X

Enter your name and email address below.

Your email address is used to log in and will not be shared or sold. Read our privacy policy.

X

Website access code

Enter your access code into the form field below.

If you are a Zinio, Nook, Kindle, Apple, or Google Play subscriber, you can enter your website access code to gain subscriber access. Your website access code is located in the upper right corner of the Table of Contents page of your digital edition.

Health

To Satisfy Lust for Truffles, The French Will Try to Clone Them

DiscoblogBy Nina BaiDecember 6, 2008 3:24 AM

Newsletter

Sign up for our email newsletter for the latest science news

truffle.jpg

As truffle season kicks into gear, the French are taking drastic measures to save their highly-prized black truffle, which sells for more than a $1000 a kilo. Apparently, 40 to 50 tons per year (the current output) of the pungent, lumpy fungus with reported aphrodisiac powers isn't enough to satiate the bon vivants. A hundred years ago, the country was producing 1,000 tons per year of truffle, but global warming and the decline of farming have made the delicacy harder to find. Truffles are tricky to grow. They require a symbiotic relationship with specific types of trees. The Black Périgord Truffle, known as the "black diamond," grows exclusively on the roots of oak trees. Now, as a last ditch effort to save the truffle industry, French scientists are turning to cloning. The Financial Times reports:
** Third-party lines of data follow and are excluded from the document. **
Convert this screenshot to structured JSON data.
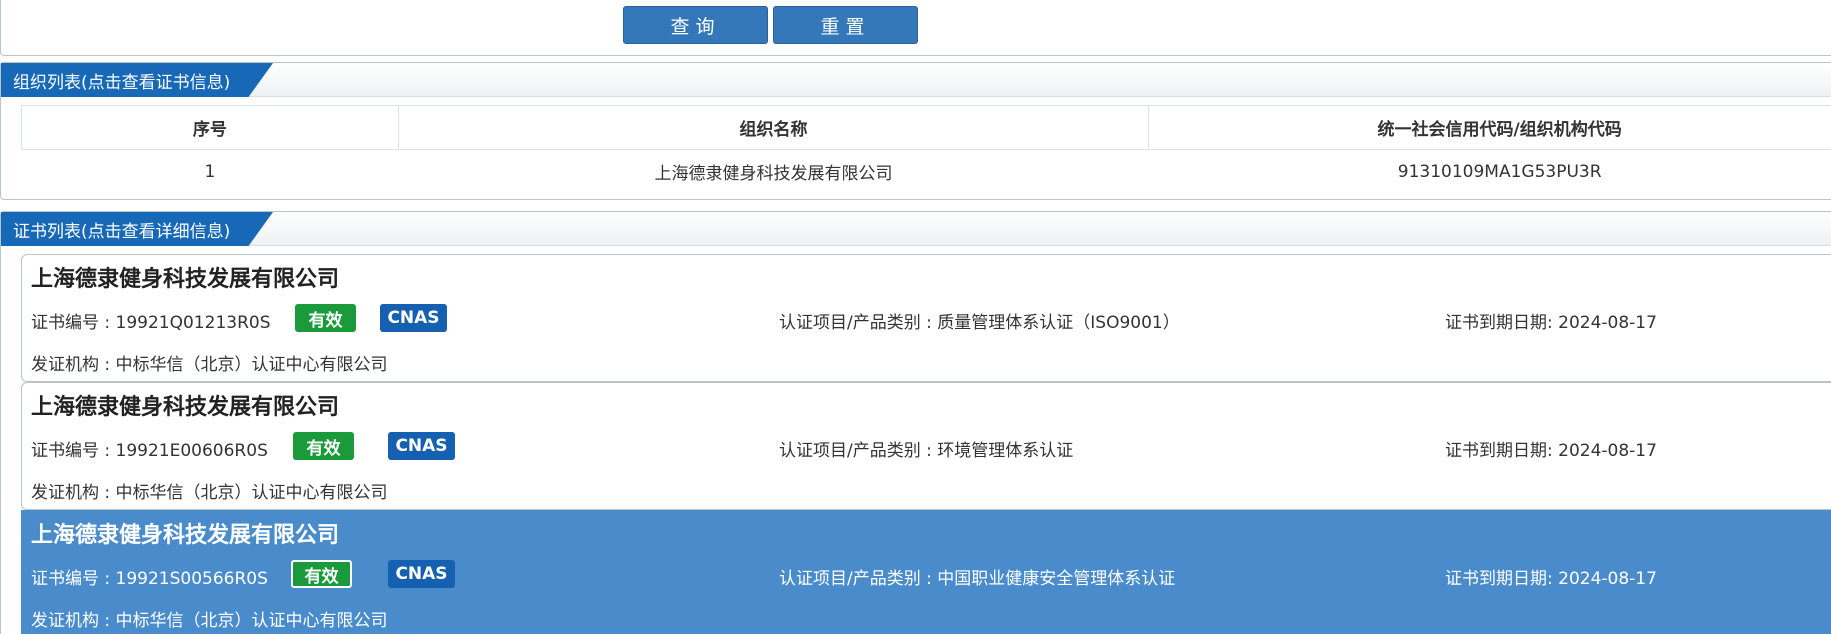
{
  "query": {
    "query_label": "查询",
    "reset_label": "重置"
  },
  "org_section": {
    "title": "组织列表(点击查看证书信息)",
    "columns": [
      "序号",
      "组织名称",
      "统一社会信用代码/组织机构代码"
    ],
    "rows": [
      {
        "index": "1",
        "name": "上海德隶健身科技发展有限公司",
        "code": "91310109MA1G53PU3R"
      }
    ]
  },
  "cert_section": {
    "title": "证书列表(点击查看详细信息)",
    "certs": [
      {
        "org_name": "上海德隶健身科技发展有限公司",
        "cert_no": "证书编号 : 19921Q01213R0S",
        "status": "有效",
        "accreditation": "CNAS",
        "item": "认证项目/产品类别 : 质量管理体系认证（ISO9001）",
        "expiry": "证书到期日期: 2024-08-17",
        "issuer": "发证机构 : 中标华信（北京）认证中心有限公司"
      },
      {
        "org_name": "上海德隶健身科技发展有限公司",
        "cert_no": "证书编号 : 19921E00606R0S",
        "status": "有效",
        "accreditation": "CNAS",
        "item": "认证项目/产品类别 : 环境管理体系认证",
        "expiry": "证书到期日期: 2024-08-17",
        "issuer": "发证机构 : 中标华信（北京）认证中心有限公司"
      },
      {
        "org_name": "上海德隶健身科技发展有限公司",
        "cert_no": "证书编号 : 19921S00566R0S",
        "status": "有效",
        "accreditation": "CNAS",
        "item": "认证项目/产品类别 : 中国职业健康安全管理体系认证",
        "expiry": "证书到期日期: 2024-08-17",
        "issuer": "发证机构 : 中标华信（北京）认证中心有限公司"
      }
    ]
  },
  "colors": {
    "primary": "#3578b9",
    "header_tab": "#1769b8",
    "selected_row": "#4a8ccb",
    "valid": "#1a9a3b",
    "cnas": "#1560b0"
  }
}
Their goal is to unlock the secrets of black truffle production - the soil, climate or the trees - and hopefully revive an endangered industry by producing a more consistent crop. The project will involve culturing cloned truffles together with tree saplings in rows of sterile test tubes until they form their crucial symbiotic relationship, a process that can take up to a year. Once the pair is established they will be planted out to mature naturally.
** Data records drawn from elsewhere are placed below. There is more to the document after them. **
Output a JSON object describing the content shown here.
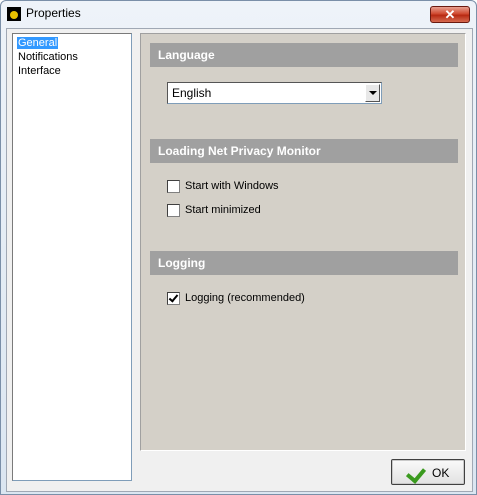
{
  "window": {
    "title": "Properties",
    "close_symbol": "✕"
  },
  "tree": {
    "items": [
      {
        "label": "General",
        "selected": true
      },
      {
        "label": "Notifications",
        "selected": false
      },
      {
        "label": "Interface",
        "selected": false
      }
    ]
  },
  "language": {
    "header": "Language",
    "selected": "English"
  },
  "loading": {
    "header": "Loading Net Privacy Monitor",
    "start_with_windows": {
      "label": "Start with Windows",
      "checked": false
    },
    "start_minimized": {
      "label": "Start minimized",
      "checked": false
    }
  },
  "logging": {
    "header": "Logging",
    "logging": {
      "label": "Logging (recommended)",
      "checked": true
    }
  },
  "footer": {
    "ok_label": "OK"
  },
  "colors": {
    "section_header_bg": "#a0a0a0",
    "selection": "#3399ff",
    "close_button": "#c8412a"
  },
  "icons": {
    "app": "app-icon",
    "close": "close-icon",
    "ok": "checkmark-icon",
    "dropdown": "chevron-down-icon"
  }
}
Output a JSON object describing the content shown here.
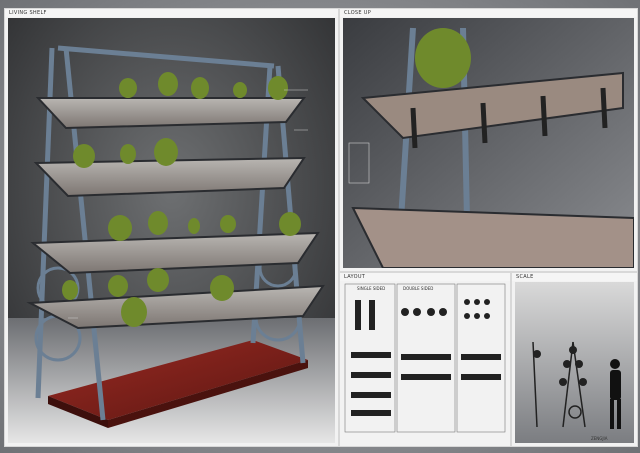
{
  "panels": {
    "main": {
      "title": "LIVING SHELF"
    },
    "closeup": {
      "title": "CLOSE UP"
    },
    "layout": {
      "title": "LAYOUT",
      "labels": {
        "single_sided": "SINGLE SIDED",
        "double_sided": "DOUBLE SIDED"
      }
    },
    "scale": {
      "title": "SCALE"
    }
  },
  "footer_signature": "ZENGJIA",
  "colors": {
    "background": "#8d8f93",
    "frame_steel": "#6b7f94",
    "planter_rust": "#9a8a80",
    "base_wood": "#7a1f1a",
    "plant_green": "#6f8a2c",
    "panel_white": "#f2f2f2"
  }
}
No one's knows whether cloned truffles will taste like wild-growing ones—although, if these test-tube truffles do take, truffle dogs and truffle hogs would be out of business. Related Content: DISCOVER: The Biology of ...Truffles

Image: flickr / foodistablog

2 Free Articles Left

Want it all? Get unlimited access when you subscribe.

Subscribe

Already a subscriber? Register or Log In

Want unlimited access?

Subscribe today and save 70%

Subscribe

Already a subscriber? Register or Log In